NASA may have another reason for not repeating the label release experiment, one they aren’t being forthright about. It’s possible they simply screwed up big time by waiting so long. Since 1976, our missions have almost certainly contaminated Mars with microbial hitchhikers from Earth which, if they can survive there, because of Mars’s massive dust storms have most likely spread across the entire planet by now, according to scientists.
This means no similar experiment done by rovers will likely satisfy all earth-bound scientists as conclusive evidence of native life on Mars. We may be stuck with an evolving cast of adorable robots for the foreseeable future who don’t really tell us anything new. A manned mission is not on the table. NASA also raised eyebrows in the Mars community almost 20 years ago when it quashed the Mars One proposal by Dr Robert Zubrin, president of the Mars Society and perhaps the most vocal and active Mars manned mission activist. Dr Zubrin’s plan included a series of missions to drop supplies and habitats on Mars before humans arrived, that would immediately beginning manufacture fuel on Mars for the return mission. It came in cheaper and faster than many of Mars’s current unmanned missions.

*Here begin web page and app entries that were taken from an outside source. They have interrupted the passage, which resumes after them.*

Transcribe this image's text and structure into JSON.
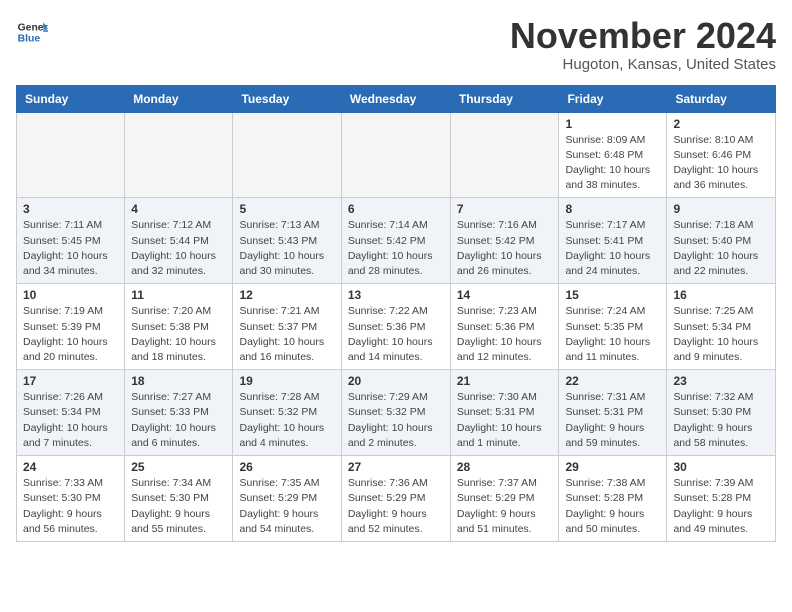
{
  "header": {
    "logo_general": "General",
    "logo_blue": "Blue",
    "month_title": "November 2024",
    "location": "Hugoton, Kansas, United States"
  },
  "weekdays": [
    "Sunday",
    "Monday",
    "Tuesday",
    "Wednesday",
    "Thursday",
    "Friday",
    "Saturday"
  ],
  "weeks": [
    [
      {
        "day": "",
        "info": ""
      },
      {
        "day": "",
        "info": ""
      },
      {
        "day": "",
        "info": ""
      },
      {
        "day": "",
        "info": ""
      },
      {
        "day": "",
        "info": ""
      },
      {
        "day": "1",
        "info": "Sunrise: 8:09 AM\nSunset: 6:48 PM\nDaylight: 10 hours\nand 38 minutes."
      },
      {
        "day": "2",
        "info": "Sunrise: 8:10 AM\nSunset: 6:46 PM\nDaylight: 10 hours\nand 36 minutes."
      }
    ],
    [
      {
        "day": "3",
        "info": "Sunrise: 7:11 AM\nSunset: 5:45 PM\nDaylight: 10 hours\nand 34 minutes."
      },
      {
        "day": "4",
        "info": "Sunrise: 7:12 AM\nSunset: 5:44 PM\nDaylight: 10 hours\nand 32 minutes."
      },
      {
        "day": "5",
        "info": "Sunrise: 7:13 AM\nSunset: 5:43 PM\nDaylight: 10 hours\nand 30 minutes."
      },
      {
        "day": "6",
        "info": "Sunrise: 7:14 AM\nSunset: 5:42 PM\nDaylight: 10 hours\nand 28 minutes."
      },
      {
        "day": "7",
        "info": "Sunrise: 7:16 AM\nSunset: 5:42 PM\nDaylight: 10 hours\nand 26 minutes."
      },
      {
        "day": "8",
        "info": "Sunrise: 7:17 AM\nSunset: 5:41 PM\nDaylight: 10 hours\nand 24 minutes."
      },
      {
        "day": "9",
        "info": "Sunrise: 7:18 AM\nSunset: 5:40 PM\nDaylight: 10 hours\nand 22 minutes."
      }
    ],
    [
      {
        "day": "10",
        "info": "Sunrise: 7:19 AM\nSunset: 5:39 PM\nDaylight: 10 hours\nand 20 minutes."
      },
      {
        "day": "11",
        "info": "Sunrise: 7:20 AM\nSunset: 5:38 PM\nDaylight: 10 hours\nand 18 minutes."
      },
      {
        "day": "12",
        "info": "Sunrise: 7:21 AM\nSunset: 5:37 PM\nDaylight: 10 hours\nand 16 minutes."
      },
      {
        "day": "13",
        "info": "Sunrise: 7:22 AM\nSunset: 5:36 PM\nDaylight: 10 hours\nand 14 minutes."
      },
      {
        "day": "14",
        "info": "Sunrise: 7:23 AM\nSunset: 5:36 PM\nDaylight: 10 hours\nand 12 minutes."
      },
      {
        "day": "15",
        "info": "Sunrise: 7:24 AM\nSunset: 5:35 PM\nDaylight: 10 hours\nand 11 minutes."
      },
      {
        "day": "16",
        "info": "Sunrise: 7:25 AM\nSunset: 5:34 PM\nDaylight: 10 hours\nand 9 minutes."
      }
    ],
    [
      {
        "day": "17",
        "info": "Sunrise: 7:26 AM\nSunset: 5:34 PM\nDaylight: 10 hours\nand 7 minutes."
      },
      {
        "day": "18",
        "info": "Sunrise: 7:27 AM\nSunset: 5:33 PM\nDaylight: 10 hours\nand 6 minutes."
      },
      {
        "day": "19",
        "info": "Sunrise: 7:28 AM\nSunset: 5:32 PM\nDaylight: 10 hours\nand 4 minutes."
      },
      {
        "day": "20",
        "info": "Sunrise: 7:29 AM\nSunset: 5:32 PM\nDaylight: 10 hours\nand 2 minutes."
      },
      {
        "day": "21",
        "info": "Sunrise: 7:30 AM\nSunset: 5:31 PM\nDaylight: 10 hours\nand 1 minute."
      },
      {
        "day": "22",
        "info": "Sunrise: 7:31 AM\nSunset: 5:31 PM\nDaylight: 9 hours\nand 59 minutes."
      },
      {
        "day": "23",
        "info": "Sunrise: 7:32 AM\nSunset: 5:30 PM\nDaylight: 9 hours\nand 58 minutes."
      }
    ],
    [
      {
        "day": "24",
        "info": "Sunrise: 7:33 AM\nSunset: 5:30 PM\nDaylight: 9 hours\nand 56 minutes."
      },
      {
        "day": "25",
        "info": "Sunrise: 7:34 AM\nSunset: 5:30 PM\nDaylight: 9 hours\nand 55 minutes."
      },
      {
        "day": "26",
        "info": "Sunrise: 7:35 AM\nSunset: 5:29 PM\nDaylight: 9 hours\nand 54 minutes."
      },
      {
        "day": "27",
        "info": "Sunrise: 7:36 AM\nSunset: 5:29 PM\nDaylight: 9 hours\nand 52 minutes."
      },
      {
        "day": "28",
        "info": "Sunrise: 7:37 AM\nSunset: 5:29 PM\nDaylight: 9 hours\nand 51 minutes."
      },
      {
        "day": "29",
        "info": "Sunrise: 7:38 AM\nSunset: 5:28 PM\nDaylight: 9 hours\nand 50 minutes."
      },
      {
        "day": "30",
        "info": "Sunrise: 7:39 AM\nSunset: 5:28 PM\nDaylight: 9 hours\nand 49 minutes."
      }
    ]
  ]
}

Cheap, fast and sensible aren’t words any government agency likes to hear. Martian life-hunters are left with one other option, returning soil samples to Earth. This, too, is currently not technologically possible and vastly more expensive than other missions would have been. It also poses a very serious concern for scientists, one straight out of science fiction: we don’t know if there will be organisms or viruses that are lethal. NASA could wipe out life on Earth, in the extreme case.
Thankfully, at the current rate, it won’t be NASA that brings about the end times. More likely, as private entrepreneurs inject new enthusiasm into space exploration, it’ll be a billionaire playboy like Richard Branson or a pot-smoking billionaire non-playboy like Elon Musk.
Or, of course, China.